• UOB has strengthened deposit franchise. UOB has maintained CASA ratio at 48.2% as of Sep 23 despite higher interest rates for fixed deposits. Conversely, DBS’ and OCBC’s CASA ratio has deteriorated 12.3ppt and 9.8ppt yoy respectively to 53.4% and 46.3%.
• DBS and UOB saw stronger growth in fee income of 9% and 14% yoy respectively (OCBC: +2% yoy). DBS benefitted from strong recovery of wealth management of 22% yoy (OCBC: 9% yoy, UOB: 11% yoy). DBS’ loans and trade-related fees grew by 12% yoy (OCBC: -2% yoy, UOB: 5% yoy). UOB’s credit card fees jumped by a sizeable 89% yoy to new record high of S$104m due to higher customer spends and its enlarged regional franchise with the consolidation of Citi consumer businesses (DBS: 21% yoy).
• Enhanced cost efficiency. Banks delivered positive Jaws with revenue growth exceeding the increase in operating expenses. DBS, OCBC and UOB (exclude Citi integration costs) have controlled the increase in operating expenses at 12%, 5% and 4% yoy respectively. Cost-to-income ratios (CIR) have fallen below 40.0% at 39.3% for DBS and 39.1% for OCBC (UOB: 41% if we exclude Citi integration costs).
• Asset quality was benign. OCBC’s and UOB’s NPLs decreased by 5.5% and 3.5% qoq respectively due to benign NPL formation and continued upgrades and recoveries. DBS’ NPLs jumped 6% qoq in 3Q23 due to the integration of Citibank Taiwan. DBS incurred specific provisions of about S$100m due to exposures linked to the recent money laundering case in Singapore (financing for purchase of real estate).
• Delivering high ROE. DBS, OCBC and UOB reported high ROEs of 18.2%, 14.0% and 13.9% respectively.
• Maintaining a delicate balance. The US Fed has kept Fed Funds Rate unchanged for the second consecutive meeting on 1 Nov 23. Chair Jerome Powell described the current stance for monetary policy as significantly restrictive. Nevertheless, he cautioned that the Fed would not hesitate if it becomes appropriate to tighten monetary policy further to bring inflation back down to its long-term target of 2%. He indicated that the Fed would proceed cautiously to address both risks of being misled by a few months of positive data and risk of over tightening. The Fed still has a long way to go before achieving its goal for price stability.

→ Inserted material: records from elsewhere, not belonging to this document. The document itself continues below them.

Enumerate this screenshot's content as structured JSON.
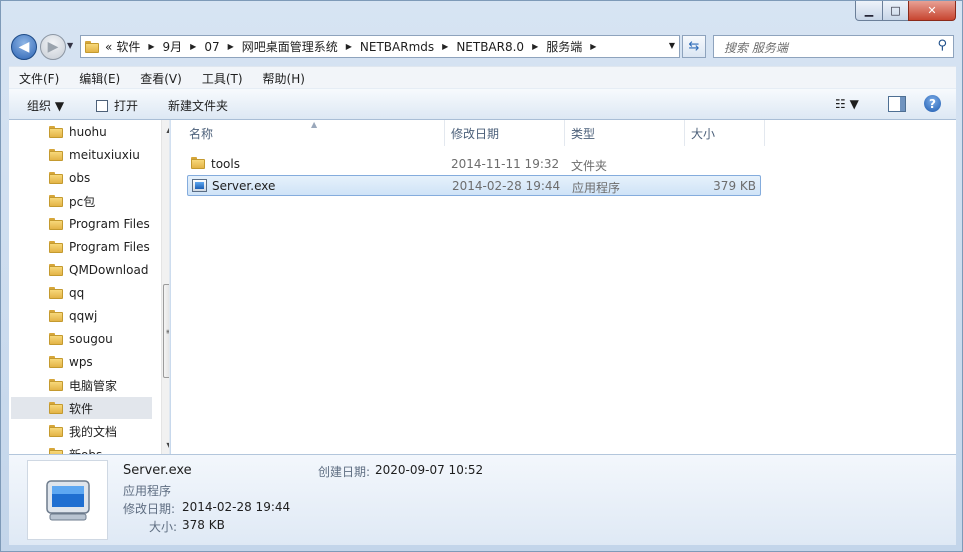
{
  "window": {
    "controls": {
      "minimize": "▁",
      "maximize": "□",
      "close": "✕"
    }
  },
  "nav": {
    "back_glyph": "◀",
    "forward_glyph": "▶",
    "breadcrumb": [
      "«",
      "软件",
      "9月",
      "07",
      "网吧桌面管理系统",
      "NETBARmds",
      "NETBAR8.0",
      "服务端"
    ],
    "search_placeholder": "搜索 服务端"
  },
  "menu": [
    "文件(F)",
    "编辑(E)",
    "查看(V)",
    "工具(T)",
    "帮助(H)"
  ],
  "toolbar": {
    "organize": "组织 ▼",
    "open": "打开",
    "new_folder": "新建文件夹",
    "view": "☷ ▼",
    "help": "?"
  },
  "tree": [
    {
      "label": "huohu"
    },
    {
      "label": "meituxiuxiu"
    },
    {
      "label": "obs"
    },
    {
      "label": "pc包"
    },
    {
      "label": "Program Files"
    },
    {
      "label": "Program Files"
    },
    {
      "label": "QMDownload"
    },
    {
      "label": "qq"
    },
    {
      "label": "qqwj"
    },
    {
      "label": "sougou"
    },
    {
      "label": "wps"
    },
    {
      "label": "电脑管家"
    },
    {
      "label": "软件"
    },
    {
      "label": "我的文档"
    },
    {
      "label": "新obs"
    }
  ],
  "columns": {
    "name": "名称",
    "date": "修改日期",
    "type": "类型",
    "size": "大小"
  },
  "files": [
    {
      "name": "tools",
      "date": "2014-11-11 19:32",
      "type": "文件夹",
      "size": ""
    },
    {
      "name": "Server.exe",
      "date": "2014-02-28 19:44",
      "type": "应用程序",
      "size": "379 KB"
    }
  ],
  "details": {
    "name": "Server.exe",
    "type": "应用程序",
    "modified_label": "修改日期:",
    "modified": "2014-02-28 19:44",
    "size_label": "大小:",
    "size": "378 KB",
    "created_label": "创建日期:",
    "created": "2020-09-07 10:52"
  }
}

• Banks as proxy to growth in ASEAN countries. ASEAN countries have a large combined population of 680m and account for about 8% of global exports. Many multinational companies have adopted the China+1 strategy and plan to set up alternative production facilities within the ASEAN region. Malaysia, Thailand, Indonesia and Vietnam are seeing growth in foreign direct investments. OCBC and UOB benefit from the reorientation of supply chain due to their extensive network within ASEAN countries.
• Maintain OVERWEIGHT. Banks provide attractive value proposition with low P/B of 1.12x and sustainably high yield of 6.3% for 2024. Our top BUY pick is OCBC (Target: S$17.35) for its new dividend policy with payout ratio at 50%, focus on ASEAN and defensively low 2024F P/B of 1.06x. We like DBS (Target: S$44.28) due to its excellence in execution and consistency in delivering good results.
• We raised our 2023 earnings forecast for DBS by 0.6% due to good 3Q23 results.
• We trimmed our 2024 earnings forecast for OCBC by 1% after factoring in slightly lower NIM
• Banks delivering resilient earnings as interest rates stay higher for longer.
• Banks review capital management and returning surplus capital to shareholders.
• Escalation of the Russia-Ukraine war and Israel-Hamas war.
• Geopolitical tension and trade conflict between the US, EU and China.